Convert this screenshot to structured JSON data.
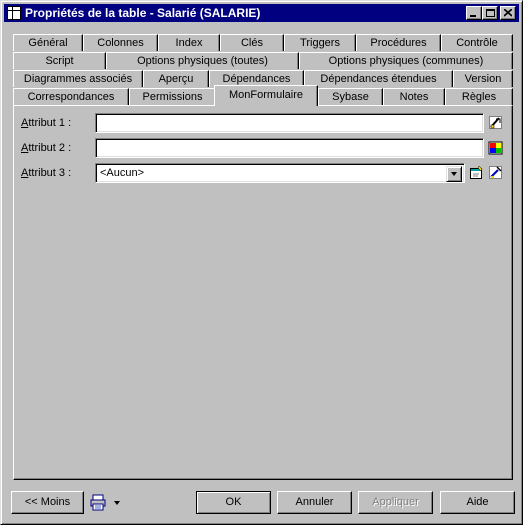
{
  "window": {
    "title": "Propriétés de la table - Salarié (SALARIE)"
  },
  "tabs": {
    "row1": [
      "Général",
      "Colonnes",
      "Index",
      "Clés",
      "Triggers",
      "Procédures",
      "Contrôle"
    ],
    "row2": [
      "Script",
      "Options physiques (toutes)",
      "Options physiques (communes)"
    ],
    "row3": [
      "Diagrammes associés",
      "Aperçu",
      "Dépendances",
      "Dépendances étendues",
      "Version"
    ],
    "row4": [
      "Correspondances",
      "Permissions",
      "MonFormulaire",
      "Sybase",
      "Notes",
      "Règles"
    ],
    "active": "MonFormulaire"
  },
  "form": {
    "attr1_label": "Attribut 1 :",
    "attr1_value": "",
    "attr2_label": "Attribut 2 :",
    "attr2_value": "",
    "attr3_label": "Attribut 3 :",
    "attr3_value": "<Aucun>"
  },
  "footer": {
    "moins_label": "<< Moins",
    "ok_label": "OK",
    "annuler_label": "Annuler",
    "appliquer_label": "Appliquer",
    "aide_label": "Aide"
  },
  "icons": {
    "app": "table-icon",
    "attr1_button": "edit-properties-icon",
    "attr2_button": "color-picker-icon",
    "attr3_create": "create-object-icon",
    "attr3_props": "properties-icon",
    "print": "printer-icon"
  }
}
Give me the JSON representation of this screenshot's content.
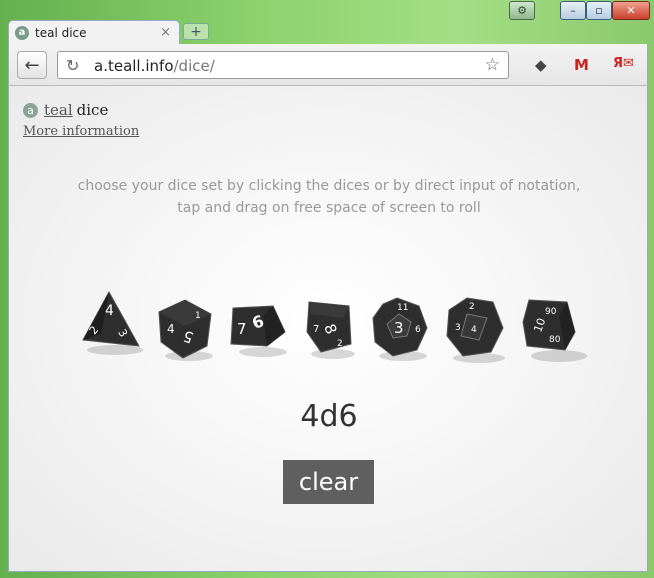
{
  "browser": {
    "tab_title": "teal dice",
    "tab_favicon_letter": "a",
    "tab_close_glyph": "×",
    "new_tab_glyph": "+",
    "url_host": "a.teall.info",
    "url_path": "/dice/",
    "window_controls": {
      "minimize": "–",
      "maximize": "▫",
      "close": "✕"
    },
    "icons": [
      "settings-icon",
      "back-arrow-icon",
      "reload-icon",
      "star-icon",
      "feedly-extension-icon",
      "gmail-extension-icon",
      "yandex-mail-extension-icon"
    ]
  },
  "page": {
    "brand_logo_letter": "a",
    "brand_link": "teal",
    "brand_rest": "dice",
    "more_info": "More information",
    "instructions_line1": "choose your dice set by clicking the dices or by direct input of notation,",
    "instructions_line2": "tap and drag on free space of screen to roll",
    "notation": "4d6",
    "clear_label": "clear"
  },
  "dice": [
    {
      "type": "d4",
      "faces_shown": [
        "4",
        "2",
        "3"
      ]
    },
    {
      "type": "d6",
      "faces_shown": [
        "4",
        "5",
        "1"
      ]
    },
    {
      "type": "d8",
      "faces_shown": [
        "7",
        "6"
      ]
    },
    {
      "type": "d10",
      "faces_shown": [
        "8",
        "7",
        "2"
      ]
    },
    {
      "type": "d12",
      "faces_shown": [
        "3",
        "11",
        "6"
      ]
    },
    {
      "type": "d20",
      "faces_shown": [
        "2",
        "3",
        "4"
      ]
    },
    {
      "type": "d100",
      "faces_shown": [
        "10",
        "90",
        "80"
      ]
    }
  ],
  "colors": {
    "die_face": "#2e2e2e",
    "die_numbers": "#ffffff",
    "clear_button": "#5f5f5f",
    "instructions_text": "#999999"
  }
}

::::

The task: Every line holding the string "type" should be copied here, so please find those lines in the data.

Result of this exercise:
      "type": "d4",
      "type": "d6",
      "type": "d8",
      "type": "d10",
      "type": "d12",
      "type": "d20",
      "type": "d100",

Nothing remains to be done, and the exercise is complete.